==== DATASET EXTRACT ====

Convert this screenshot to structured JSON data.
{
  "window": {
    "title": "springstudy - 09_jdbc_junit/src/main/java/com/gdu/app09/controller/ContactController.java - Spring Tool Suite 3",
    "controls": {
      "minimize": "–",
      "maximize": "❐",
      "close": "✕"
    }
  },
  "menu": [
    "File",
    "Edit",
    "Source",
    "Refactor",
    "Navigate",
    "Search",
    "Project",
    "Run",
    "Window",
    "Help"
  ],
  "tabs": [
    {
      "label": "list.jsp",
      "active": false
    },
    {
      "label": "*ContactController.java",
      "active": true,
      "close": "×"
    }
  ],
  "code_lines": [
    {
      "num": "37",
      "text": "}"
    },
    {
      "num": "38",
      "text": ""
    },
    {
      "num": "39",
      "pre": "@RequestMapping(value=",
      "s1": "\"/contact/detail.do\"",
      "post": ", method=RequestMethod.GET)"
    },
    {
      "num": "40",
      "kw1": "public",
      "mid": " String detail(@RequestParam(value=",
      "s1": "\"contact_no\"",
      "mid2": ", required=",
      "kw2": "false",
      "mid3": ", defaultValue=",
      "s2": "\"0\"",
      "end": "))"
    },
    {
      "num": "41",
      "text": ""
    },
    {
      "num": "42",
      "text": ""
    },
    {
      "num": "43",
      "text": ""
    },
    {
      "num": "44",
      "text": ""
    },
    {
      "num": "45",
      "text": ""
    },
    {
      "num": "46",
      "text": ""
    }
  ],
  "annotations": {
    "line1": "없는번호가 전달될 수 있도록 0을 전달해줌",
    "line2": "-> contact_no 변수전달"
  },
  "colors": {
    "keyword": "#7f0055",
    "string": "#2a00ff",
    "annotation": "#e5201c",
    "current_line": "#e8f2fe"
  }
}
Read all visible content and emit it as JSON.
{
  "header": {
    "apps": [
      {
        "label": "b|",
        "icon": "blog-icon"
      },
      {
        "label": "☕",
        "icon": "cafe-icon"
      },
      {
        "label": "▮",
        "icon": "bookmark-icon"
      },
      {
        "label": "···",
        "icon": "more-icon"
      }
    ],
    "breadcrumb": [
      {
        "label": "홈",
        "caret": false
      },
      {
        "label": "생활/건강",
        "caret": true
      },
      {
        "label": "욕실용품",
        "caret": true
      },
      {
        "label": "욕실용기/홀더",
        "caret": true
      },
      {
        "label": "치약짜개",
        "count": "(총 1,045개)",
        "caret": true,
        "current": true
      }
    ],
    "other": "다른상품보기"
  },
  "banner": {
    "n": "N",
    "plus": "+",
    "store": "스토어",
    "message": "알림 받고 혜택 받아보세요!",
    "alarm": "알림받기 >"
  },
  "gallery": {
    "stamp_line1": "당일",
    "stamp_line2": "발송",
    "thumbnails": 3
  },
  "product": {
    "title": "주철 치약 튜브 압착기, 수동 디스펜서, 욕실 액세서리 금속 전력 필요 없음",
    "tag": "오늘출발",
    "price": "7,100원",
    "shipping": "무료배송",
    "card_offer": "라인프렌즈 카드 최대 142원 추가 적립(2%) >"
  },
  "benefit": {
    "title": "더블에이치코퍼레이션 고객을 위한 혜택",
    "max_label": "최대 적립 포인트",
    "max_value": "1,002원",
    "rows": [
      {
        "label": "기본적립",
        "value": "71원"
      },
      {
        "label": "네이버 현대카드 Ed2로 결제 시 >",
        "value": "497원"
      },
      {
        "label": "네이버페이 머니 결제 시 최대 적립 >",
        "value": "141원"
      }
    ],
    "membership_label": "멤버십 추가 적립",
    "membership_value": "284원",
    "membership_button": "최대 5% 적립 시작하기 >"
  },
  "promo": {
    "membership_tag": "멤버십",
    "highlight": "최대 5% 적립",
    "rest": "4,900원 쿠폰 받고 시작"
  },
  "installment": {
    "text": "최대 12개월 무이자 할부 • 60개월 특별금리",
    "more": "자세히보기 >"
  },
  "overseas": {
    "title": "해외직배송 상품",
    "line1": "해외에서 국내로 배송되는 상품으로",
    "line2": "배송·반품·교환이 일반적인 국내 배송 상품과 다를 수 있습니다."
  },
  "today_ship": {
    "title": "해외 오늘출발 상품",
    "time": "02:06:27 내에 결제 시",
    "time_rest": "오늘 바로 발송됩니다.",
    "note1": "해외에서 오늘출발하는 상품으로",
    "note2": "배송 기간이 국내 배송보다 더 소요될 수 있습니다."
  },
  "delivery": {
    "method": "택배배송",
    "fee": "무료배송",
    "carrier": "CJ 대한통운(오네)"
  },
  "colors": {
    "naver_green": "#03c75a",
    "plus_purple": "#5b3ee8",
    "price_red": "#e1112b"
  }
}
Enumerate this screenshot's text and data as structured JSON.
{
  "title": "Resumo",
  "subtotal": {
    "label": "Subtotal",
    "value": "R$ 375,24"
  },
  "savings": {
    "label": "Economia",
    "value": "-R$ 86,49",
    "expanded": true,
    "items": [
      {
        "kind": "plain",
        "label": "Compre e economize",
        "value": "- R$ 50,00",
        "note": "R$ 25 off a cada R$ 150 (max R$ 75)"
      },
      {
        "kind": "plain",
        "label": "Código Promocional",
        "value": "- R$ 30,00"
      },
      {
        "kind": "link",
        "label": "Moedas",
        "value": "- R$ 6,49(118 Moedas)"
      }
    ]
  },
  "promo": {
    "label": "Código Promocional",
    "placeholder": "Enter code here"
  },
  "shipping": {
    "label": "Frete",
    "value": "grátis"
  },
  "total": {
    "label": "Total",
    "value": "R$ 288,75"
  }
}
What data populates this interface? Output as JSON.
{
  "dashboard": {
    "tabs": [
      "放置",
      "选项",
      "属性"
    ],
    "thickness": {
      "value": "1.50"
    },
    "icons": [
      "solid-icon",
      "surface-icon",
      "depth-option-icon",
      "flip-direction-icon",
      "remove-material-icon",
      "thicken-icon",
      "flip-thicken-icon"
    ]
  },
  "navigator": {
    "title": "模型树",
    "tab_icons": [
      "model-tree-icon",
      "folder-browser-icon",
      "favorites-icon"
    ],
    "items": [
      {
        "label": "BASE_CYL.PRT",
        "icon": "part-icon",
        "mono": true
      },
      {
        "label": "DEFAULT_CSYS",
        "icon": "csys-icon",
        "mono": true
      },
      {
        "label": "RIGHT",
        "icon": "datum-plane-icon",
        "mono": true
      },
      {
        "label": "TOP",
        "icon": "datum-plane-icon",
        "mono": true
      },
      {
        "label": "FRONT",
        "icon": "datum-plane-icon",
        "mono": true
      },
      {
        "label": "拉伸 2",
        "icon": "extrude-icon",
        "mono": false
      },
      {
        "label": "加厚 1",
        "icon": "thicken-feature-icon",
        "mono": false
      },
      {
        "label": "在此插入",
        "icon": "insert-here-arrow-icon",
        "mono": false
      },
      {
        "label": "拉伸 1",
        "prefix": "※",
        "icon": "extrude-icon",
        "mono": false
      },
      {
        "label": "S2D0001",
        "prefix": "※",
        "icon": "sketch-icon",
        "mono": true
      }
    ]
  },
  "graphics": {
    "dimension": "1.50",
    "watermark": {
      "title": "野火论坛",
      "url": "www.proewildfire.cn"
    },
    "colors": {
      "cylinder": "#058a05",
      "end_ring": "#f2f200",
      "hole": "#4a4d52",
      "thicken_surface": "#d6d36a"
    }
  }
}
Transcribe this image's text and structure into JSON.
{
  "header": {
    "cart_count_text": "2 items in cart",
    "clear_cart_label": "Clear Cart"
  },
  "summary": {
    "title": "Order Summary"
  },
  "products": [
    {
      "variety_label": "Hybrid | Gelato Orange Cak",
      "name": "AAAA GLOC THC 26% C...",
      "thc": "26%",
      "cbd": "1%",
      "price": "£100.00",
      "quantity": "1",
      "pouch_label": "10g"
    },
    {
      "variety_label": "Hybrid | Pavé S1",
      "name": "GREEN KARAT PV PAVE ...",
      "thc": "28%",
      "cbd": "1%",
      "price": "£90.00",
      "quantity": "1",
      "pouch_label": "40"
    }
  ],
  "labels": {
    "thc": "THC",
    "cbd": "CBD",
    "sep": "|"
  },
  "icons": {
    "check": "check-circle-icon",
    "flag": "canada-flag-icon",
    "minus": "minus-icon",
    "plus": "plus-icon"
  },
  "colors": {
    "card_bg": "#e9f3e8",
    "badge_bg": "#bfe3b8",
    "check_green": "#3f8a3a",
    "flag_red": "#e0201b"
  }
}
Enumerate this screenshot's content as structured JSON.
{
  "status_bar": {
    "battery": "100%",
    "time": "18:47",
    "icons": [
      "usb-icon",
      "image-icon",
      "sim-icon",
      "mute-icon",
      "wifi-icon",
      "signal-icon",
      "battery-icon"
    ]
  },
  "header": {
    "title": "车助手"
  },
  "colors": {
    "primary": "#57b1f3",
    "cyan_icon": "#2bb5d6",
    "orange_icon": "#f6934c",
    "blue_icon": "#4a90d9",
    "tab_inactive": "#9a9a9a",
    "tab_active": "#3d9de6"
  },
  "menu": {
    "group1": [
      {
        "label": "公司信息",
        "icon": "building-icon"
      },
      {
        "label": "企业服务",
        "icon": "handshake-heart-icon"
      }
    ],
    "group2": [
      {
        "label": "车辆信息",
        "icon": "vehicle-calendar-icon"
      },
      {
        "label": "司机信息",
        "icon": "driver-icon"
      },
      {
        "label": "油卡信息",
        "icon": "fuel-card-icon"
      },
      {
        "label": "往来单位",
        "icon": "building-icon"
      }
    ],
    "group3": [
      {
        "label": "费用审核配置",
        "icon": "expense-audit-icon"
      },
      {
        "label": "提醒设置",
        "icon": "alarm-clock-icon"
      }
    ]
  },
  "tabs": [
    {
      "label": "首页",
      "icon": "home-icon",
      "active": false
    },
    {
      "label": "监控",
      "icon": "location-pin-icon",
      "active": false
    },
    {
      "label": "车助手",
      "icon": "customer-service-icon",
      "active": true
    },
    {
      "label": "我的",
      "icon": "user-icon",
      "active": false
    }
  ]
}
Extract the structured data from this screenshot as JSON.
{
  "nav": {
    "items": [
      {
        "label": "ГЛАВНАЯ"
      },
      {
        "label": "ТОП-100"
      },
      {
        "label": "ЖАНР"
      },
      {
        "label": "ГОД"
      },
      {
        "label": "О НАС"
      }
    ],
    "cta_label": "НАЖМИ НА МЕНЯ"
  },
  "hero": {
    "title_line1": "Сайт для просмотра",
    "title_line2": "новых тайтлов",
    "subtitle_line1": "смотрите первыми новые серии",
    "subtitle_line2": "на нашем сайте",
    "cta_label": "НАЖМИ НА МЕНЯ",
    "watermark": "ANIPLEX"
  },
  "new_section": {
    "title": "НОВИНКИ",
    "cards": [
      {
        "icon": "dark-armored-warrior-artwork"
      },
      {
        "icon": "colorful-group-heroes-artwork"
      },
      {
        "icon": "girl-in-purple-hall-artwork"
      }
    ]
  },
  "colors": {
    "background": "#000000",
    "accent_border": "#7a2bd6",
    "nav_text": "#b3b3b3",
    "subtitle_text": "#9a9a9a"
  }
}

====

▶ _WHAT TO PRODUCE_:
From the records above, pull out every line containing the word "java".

▶ _ANSWER SECTION_:
    "title": "springstudy - 09_jdbc_junit/src/main/java/com/gdu/app09/controller/ContactController.java - Spring Tool Suite 3",
      "label": "*ContactController.java",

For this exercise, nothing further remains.